The lessons learned in Africa were hard and paid for with the sacrifice of many. The experience earned at the cost of the early defeats in Africa paid dividends later on in Europe.
For example, during Operation Torch, sand bars disabled armor due to inefficient intelligence and became stuck during the landings. Additionally, the sea water caused the electrical equipment to short circuit. The dismount from landing craft was from the sides, not from the front, like the vehicle was designed. While documentaries mostly write off the beach landing as relatively easy compared to other landings, the allied forces received hardened resistance at Algiers.
The Italians and Vichy French were out-manned and out-gunned, but they had a secret weapon: Rommel and his Panzers.
The best example of Rommel's ambush tactics was at Kasserine Pass where he lured American tanks into an ambush into an 88mm killing field. It is estimated that over 6,500 souls paid the price during the campaign. The cost of the new tactics formed to combat Nazi blitzkrieg were paid in full with American and British lives. The United States made a change of command to place the fate of the campaign in General Patton's hands.
General Patton was an aggressive yet prudent commander. He focused on logistics, defensive positions and exploited the Rommel's most human weakness: pride. Rommel's reputation as the Desert Fox cause him to over extend himself and his supply lines. The Nazi supply lines stretched from Tripoli to front line in Derma. He had to keep pushing, his Führer demanded it, and his ego would lead him head first towards defeat. He had to stop his advance twice due to his logistical problems. He had to physically refuel his forces himself at one point and then continue to push his over extended assault. With Rommel low on fuel and ammo, General Patton out foxed the Desert Fox.

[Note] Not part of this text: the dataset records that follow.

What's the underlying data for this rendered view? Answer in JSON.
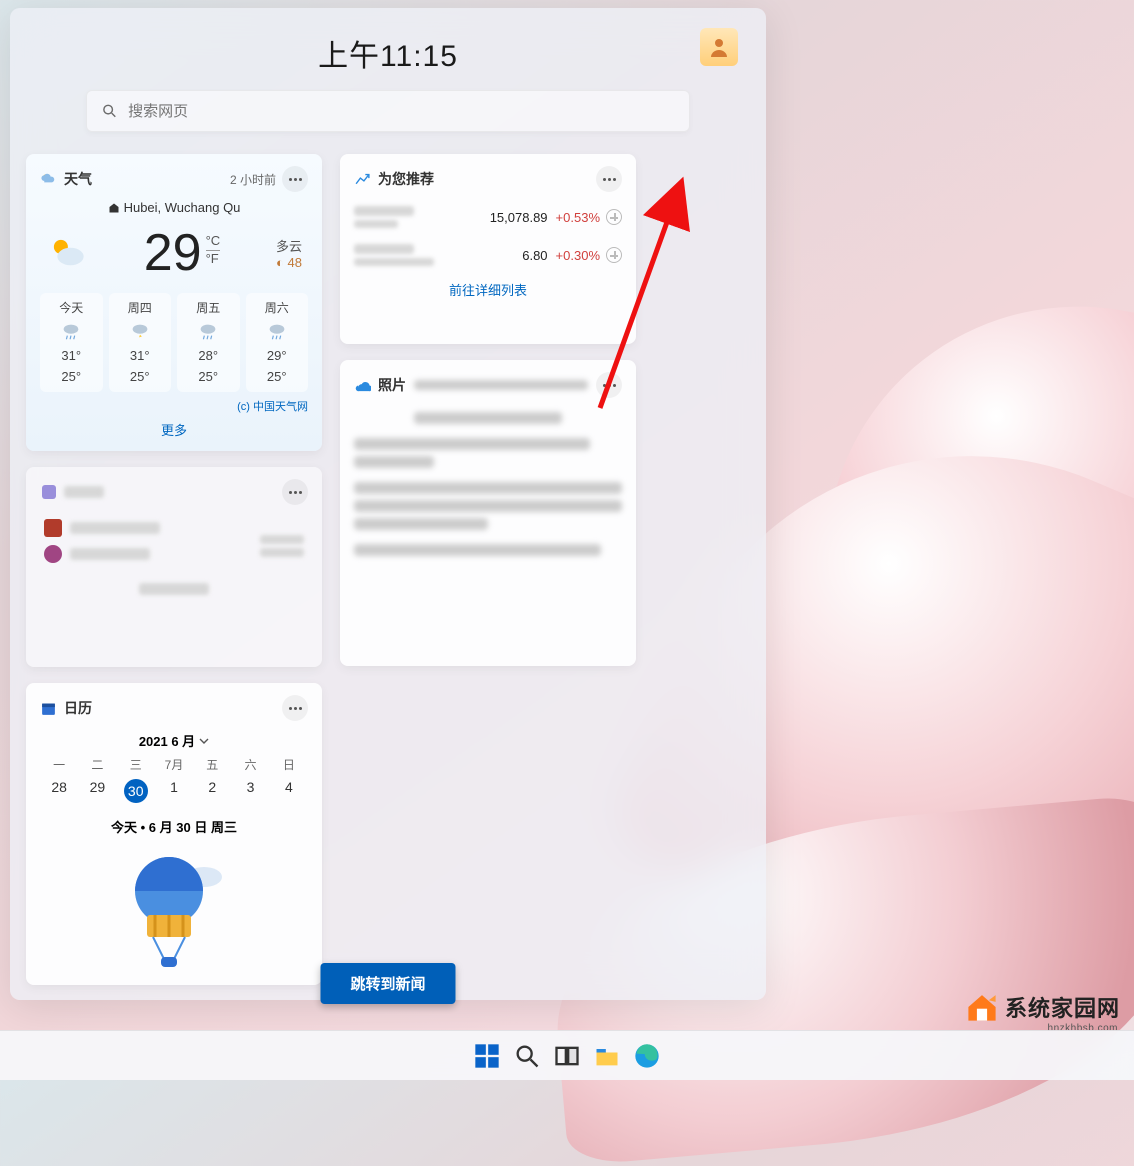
{
  "time": "上午11:15",
  "search": {
    "placeholder": "搜索网页"
  },
  "weather": {
    "title": "天气",
    "updated": "2 小时前",
    "location": "Hubei, Wuchang Qu",
    "temp": "29",
    "unit_c": "°C",
    "unit_f": "°F",
    "condition": "多云",
    "aqi": "◐ 48",
    "forecast": [
      {
        "day": "今天",
        "hi": "31°",
        "lo": "25°"
      },
      {
        "day": "周四",
        "hi": "31°",
        "lo": "25°"
      },
      {
        "day": "周五",
        "hi": "28°",
        "lo": "25°"
      },
      {
        "day": "周六",
        "hi": "29°",
        "lo": "25°"
      }
    ],
    "credit": "(c) 中国天气网",
    "more": "更多"
  },
  "stocks": {
    "title": "为您推荐",
    "rows": [
      {
        "price": "15,078.89",
        "change": "+0.53%"
      },
      {
        "price": "6.80",
        "change": "+0.30%"
      }
    ],
    "detail": "前往详细列表"
  },
  "photos": {
    "title": "照片"
  },
  "calendar": {
    "title": "日历",
    "month": "2021 6 月",
    "dow": [
      "一",
      "二",
      "三",
      "7月",
      "五",
      "六",
      "日"
    ],
    "days": [
      "28",
      "29",
      "30",
      "1",
      "2",
      "3",
      "4"
    ],
    "today_index": 2,
    "today_line": "今天 • 6 月 30 日 周三"
  },
  "news_button": "跳转到新闻",
  "watermark": {
    "text": "系统家园网",
    "sub": "hnzkhbsb.com"
  }
}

US production lines
On the other side of the world, every facet of U.S. industry was adapted into the manufacturing of U.S. armaments. Specifically, in the case of armor, General Patton had thousands of tanks on the frontlines and many more underway. The population of the United States was unified under a common cause and quickly raised an army from 187,893 troops to 8.3 million by the war's end.

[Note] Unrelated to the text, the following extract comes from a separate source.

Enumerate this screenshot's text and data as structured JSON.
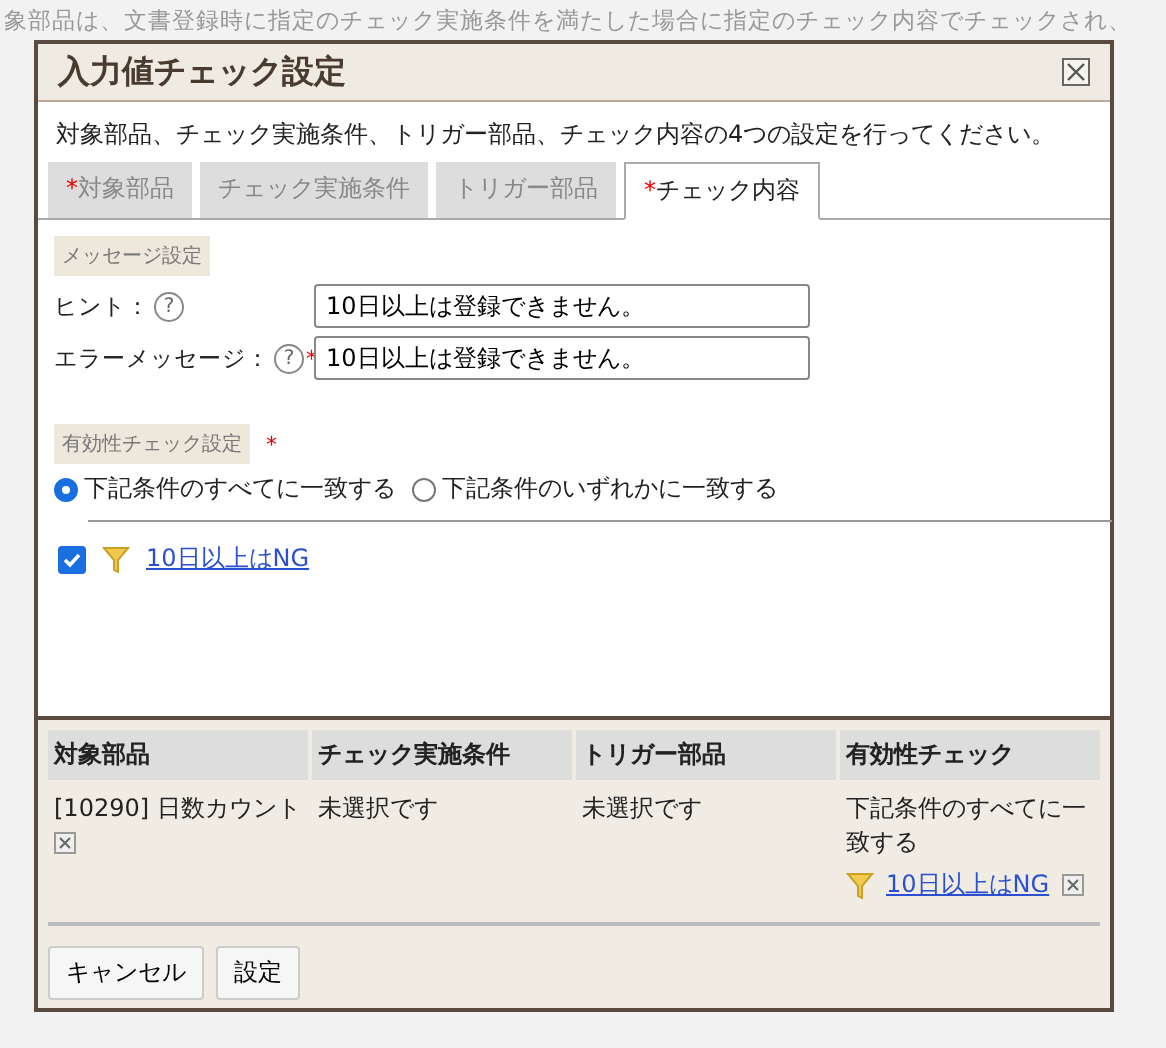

By the time Patton was able to turn around the tides of war in Africa, the Atlantic gap was closing due to a new technology, the Magnetron No.12. This small radar device was able to detect U-boats that were previously hidden. The Enigma Code was cracked and when combined with this technology, every theater the Allied forces engaged in neutered Nazi surprise attacks. Rommel's hardened 7th Panzer division would no longer enjoy the victories of years past. Patton tossed out the old cavalry charge tactics of WWI and utilized combined arms offenses still taught today.

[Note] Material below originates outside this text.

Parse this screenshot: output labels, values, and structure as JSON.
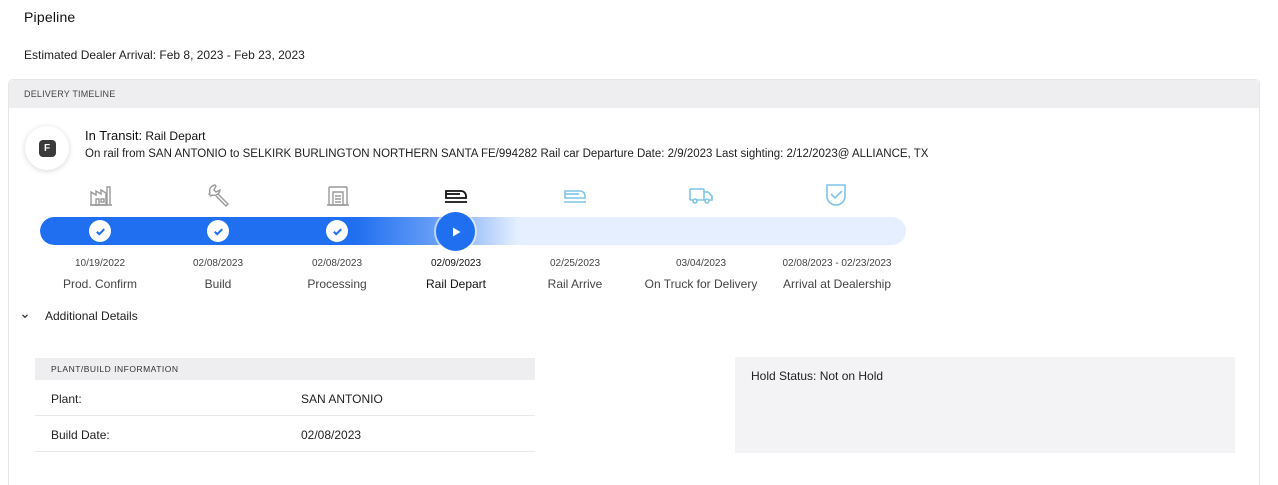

Battle of the Bulge
The days of the wide-eyed and bushy tailed troops landing in Africa were replaced by focused determination with a thousand yard stare, racing to the aid of the 101st Airborne. Africa, Sicily, Italy and beyond forged Patton's tank crews into a well-oiled machine. New standard operating procedures were implemented, troops were no longer lost in the sauce but an elite mechanized force piercing through Nazi controlled territory. Across the board Americans in the air land and sea have become adept at locating, closing with, and destroying the enemy. In the culminating battle of WWII, the Patton's mechanized war machine hit the enemy with every last, hard learned lesson with interest.